#### Provided material
Start of Block

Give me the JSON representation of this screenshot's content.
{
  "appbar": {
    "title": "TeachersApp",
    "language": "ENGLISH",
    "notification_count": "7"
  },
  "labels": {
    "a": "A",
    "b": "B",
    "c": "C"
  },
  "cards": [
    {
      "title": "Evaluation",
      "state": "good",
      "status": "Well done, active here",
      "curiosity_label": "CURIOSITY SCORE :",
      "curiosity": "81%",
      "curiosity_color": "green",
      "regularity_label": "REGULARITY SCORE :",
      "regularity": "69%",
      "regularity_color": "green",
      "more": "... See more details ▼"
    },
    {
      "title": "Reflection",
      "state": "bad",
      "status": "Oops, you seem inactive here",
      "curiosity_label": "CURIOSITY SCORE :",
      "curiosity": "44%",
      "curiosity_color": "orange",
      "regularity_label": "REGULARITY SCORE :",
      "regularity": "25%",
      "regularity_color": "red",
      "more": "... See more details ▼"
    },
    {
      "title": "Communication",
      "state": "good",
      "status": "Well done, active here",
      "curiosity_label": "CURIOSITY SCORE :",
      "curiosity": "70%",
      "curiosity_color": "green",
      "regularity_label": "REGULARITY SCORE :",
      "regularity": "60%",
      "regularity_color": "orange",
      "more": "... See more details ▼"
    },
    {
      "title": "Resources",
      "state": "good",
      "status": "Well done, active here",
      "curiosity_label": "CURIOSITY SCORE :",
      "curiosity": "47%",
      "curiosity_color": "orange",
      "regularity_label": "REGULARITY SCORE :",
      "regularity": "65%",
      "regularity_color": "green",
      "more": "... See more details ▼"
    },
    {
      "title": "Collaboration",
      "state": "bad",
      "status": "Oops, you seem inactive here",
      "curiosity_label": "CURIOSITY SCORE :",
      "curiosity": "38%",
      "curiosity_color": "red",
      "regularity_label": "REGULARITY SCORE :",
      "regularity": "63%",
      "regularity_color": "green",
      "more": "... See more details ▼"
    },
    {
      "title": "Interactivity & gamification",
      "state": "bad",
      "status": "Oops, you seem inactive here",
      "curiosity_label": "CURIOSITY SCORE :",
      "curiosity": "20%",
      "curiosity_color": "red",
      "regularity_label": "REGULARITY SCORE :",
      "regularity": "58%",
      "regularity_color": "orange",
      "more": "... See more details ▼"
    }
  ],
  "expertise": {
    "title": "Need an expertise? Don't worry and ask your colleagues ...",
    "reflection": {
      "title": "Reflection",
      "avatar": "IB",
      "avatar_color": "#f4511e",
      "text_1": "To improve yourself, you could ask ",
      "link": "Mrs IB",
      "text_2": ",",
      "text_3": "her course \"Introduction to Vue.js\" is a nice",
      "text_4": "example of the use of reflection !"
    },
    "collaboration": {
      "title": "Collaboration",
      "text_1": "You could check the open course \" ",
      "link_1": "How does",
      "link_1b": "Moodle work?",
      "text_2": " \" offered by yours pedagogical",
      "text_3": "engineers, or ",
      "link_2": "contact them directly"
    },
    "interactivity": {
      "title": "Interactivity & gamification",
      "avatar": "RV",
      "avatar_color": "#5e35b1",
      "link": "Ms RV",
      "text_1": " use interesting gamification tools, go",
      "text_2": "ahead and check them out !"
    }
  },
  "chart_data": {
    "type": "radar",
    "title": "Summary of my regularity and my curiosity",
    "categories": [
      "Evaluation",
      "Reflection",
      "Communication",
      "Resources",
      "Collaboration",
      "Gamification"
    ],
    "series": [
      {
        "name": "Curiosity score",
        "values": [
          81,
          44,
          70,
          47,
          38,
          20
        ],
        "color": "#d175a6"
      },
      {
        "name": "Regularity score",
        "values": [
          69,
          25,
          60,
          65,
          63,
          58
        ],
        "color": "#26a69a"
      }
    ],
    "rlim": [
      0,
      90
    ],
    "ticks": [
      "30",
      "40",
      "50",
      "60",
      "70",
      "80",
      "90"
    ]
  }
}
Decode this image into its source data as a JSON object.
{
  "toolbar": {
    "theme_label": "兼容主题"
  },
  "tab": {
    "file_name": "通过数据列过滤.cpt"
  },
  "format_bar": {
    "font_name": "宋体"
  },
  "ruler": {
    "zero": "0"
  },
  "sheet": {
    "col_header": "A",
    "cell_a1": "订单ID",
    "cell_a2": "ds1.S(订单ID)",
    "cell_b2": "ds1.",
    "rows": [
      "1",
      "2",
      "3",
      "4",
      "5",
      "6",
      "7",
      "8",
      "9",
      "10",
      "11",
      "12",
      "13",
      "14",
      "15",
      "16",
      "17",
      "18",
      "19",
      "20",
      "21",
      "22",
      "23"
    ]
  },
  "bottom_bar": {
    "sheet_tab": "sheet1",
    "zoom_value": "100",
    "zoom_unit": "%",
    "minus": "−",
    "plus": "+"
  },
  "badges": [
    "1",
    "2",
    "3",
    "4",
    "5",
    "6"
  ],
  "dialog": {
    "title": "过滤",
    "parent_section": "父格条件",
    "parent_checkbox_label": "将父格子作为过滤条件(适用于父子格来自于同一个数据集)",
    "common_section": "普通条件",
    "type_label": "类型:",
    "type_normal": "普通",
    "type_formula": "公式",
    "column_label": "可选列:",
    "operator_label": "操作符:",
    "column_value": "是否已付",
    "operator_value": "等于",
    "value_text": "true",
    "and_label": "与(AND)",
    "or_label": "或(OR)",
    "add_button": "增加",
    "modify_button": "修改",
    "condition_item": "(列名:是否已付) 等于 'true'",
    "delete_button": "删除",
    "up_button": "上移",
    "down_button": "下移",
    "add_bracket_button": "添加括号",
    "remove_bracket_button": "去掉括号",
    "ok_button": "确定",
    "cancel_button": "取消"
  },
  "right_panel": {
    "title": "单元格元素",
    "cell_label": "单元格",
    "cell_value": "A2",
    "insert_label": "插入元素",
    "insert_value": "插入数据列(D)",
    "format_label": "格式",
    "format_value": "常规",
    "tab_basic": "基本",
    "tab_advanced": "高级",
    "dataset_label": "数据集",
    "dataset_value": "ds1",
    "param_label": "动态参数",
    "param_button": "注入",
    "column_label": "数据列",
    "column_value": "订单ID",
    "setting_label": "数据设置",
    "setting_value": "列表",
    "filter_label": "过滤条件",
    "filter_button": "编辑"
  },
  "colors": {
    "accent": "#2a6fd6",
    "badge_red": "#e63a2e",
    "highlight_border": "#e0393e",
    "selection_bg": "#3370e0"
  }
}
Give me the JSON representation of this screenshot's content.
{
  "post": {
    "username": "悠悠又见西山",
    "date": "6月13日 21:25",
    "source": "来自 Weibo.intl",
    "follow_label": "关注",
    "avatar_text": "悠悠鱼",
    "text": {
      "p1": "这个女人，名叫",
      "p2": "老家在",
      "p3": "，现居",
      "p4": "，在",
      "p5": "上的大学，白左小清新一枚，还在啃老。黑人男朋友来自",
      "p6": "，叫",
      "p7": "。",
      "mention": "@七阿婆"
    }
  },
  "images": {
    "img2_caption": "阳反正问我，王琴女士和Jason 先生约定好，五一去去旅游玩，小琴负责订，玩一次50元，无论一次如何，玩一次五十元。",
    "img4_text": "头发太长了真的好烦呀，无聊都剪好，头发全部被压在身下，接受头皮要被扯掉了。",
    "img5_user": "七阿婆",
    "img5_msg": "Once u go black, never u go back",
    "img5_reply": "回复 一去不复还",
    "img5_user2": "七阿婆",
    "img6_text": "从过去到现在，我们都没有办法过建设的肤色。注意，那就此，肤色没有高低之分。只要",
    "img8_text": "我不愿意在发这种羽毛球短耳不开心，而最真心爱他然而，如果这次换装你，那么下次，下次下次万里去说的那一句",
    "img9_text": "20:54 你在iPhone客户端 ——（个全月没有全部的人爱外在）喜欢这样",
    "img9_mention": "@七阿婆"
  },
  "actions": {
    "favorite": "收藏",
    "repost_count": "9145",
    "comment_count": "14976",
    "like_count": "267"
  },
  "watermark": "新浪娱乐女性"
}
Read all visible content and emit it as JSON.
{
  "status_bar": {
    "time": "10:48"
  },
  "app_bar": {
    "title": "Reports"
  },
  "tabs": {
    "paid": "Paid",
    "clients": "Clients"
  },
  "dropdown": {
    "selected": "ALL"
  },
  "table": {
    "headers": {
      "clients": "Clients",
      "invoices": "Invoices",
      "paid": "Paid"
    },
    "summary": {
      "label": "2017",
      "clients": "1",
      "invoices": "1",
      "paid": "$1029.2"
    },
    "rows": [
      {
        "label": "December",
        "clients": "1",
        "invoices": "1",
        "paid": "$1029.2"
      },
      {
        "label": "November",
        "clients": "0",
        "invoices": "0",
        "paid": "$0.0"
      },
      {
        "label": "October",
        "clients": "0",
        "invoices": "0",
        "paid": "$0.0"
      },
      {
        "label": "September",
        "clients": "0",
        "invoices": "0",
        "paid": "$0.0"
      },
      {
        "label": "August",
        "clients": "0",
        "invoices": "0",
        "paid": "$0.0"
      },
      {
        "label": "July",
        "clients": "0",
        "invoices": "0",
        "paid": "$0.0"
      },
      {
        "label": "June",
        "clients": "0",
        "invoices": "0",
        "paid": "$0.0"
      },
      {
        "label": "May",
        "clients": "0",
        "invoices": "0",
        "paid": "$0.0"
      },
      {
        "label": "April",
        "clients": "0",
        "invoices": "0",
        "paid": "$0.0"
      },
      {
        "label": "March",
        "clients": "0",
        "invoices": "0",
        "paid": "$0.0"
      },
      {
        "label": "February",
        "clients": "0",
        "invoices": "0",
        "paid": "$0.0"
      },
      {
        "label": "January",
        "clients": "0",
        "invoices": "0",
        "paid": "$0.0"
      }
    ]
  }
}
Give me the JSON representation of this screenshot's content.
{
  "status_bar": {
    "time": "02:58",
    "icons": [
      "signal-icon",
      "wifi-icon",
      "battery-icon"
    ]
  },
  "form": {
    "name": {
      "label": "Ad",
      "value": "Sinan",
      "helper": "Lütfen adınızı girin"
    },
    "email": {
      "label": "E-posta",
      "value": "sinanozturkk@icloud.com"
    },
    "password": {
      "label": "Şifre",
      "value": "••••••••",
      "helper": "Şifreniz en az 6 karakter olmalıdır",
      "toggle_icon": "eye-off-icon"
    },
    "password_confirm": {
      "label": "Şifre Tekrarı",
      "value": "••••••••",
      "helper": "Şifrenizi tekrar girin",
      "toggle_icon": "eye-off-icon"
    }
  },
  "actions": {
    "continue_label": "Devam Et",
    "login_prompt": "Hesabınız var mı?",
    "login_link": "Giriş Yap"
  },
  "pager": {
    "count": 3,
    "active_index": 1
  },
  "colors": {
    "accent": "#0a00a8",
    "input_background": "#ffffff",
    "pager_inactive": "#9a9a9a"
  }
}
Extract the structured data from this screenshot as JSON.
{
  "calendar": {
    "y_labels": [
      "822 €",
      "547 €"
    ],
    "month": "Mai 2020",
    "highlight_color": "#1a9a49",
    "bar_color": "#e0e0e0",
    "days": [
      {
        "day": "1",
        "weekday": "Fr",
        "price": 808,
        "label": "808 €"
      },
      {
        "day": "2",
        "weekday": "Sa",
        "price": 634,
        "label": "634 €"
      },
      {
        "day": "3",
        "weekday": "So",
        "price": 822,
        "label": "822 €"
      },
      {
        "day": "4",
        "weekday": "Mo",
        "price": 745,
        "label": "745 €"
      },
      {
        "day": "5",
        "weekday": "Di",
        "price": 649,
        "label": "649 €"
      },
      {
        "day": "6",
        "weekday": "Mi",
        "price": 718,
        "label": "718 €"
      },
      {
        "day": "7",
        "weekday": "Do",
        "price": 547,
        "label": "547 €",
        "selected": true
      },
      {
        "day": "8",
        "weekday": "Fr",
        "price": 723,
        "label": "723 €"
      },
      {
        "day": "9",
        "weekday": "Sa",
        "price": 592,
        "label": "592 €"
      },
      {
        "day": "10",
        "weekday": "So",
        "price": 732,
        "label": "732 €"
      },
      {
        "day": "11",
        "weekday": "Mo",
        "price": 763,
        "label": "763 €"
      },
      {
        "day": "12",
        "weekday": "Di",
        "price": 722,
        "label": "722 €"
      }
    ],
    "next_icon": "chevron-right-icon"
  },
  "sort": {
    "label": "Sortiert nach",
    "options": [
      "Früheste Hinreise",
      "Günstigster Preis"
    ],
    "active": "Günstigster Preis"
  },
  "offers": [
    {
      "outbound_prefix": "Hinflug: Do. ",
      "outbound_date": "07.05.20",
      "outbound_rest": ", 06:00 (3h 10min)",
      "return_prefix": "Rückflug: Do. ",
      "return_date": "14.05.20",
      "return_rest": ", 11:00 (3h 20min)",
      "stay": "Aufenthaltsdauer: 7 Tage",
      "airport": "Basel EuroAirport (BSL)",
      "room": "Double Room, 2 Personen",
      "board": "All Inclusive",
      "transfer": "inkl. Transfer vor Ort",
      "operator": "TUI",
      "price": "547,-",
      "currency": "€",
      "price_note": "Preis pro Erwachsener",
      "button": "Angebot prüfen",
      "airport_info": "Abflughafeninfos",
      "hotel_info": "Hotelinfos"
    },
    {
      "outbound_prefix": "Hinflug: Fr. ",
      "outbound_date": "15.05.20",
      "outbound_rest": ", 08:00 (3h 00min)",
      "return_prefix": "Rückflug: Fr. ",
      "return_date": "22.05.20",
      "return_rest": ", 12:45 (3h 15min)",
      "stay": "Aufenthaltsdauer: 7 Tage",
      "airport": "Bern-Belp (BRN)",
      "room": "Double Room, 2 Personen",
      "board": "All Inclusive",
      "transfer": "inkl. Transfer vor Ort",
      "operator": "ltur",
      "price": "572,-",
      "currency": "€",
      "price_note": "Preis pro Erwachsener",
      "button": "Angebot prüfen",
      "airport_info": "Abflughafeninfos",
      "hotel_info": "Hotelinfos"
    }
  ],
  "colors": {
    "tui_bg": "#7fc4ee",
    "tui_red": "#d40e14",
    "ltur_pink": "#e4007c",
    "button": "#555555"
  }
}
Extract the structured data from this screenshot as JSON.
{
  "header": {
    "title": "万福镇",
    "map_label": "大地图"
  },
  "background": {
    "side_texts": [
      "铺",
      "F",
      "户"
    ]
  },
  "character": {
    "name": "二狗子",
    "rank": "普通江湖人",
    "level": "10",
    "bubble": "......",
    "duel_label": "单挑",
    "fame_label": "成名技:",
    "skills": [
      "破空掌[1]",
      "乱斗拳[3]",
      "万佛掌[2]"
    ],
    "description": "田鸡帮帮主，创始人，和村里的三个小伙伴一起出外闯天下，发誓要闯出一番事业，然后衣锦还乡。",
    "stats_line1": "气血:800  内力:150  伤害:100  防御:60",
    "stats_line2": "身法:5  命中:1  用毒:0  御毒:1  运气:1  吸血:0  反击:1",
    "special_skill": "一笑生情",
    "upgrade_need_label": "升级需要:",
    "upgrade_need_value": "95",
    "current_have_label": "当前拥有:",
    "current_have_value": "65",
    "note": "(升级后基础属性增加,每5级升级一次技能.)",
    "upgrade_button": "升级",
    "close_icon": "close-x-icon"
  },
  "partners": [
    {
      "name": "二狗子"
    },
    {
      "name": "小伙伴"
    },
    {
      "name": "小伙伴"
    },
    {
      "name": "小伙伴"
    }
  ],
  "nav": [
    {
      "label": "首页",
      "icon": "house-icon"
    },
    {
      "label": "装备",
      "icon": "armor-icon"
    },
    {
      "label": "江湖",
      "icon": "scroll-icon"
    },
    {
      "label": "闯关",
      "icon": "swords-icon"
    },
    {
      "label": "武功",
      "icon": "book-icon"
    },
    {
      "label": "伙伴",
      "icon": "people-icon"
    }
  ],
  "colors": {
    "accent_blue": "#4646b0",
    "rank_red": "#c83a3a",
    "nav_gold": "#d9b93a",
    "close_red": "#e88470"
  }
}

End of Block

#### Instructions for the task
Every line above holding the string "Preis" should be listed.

#### Completed exercise
      "Günstigster Preis"
    "active": "Günstigster Preis"
      "price_note": "Preis pro Erwachsener",
      "price_note": "Preis pro Erwachsener",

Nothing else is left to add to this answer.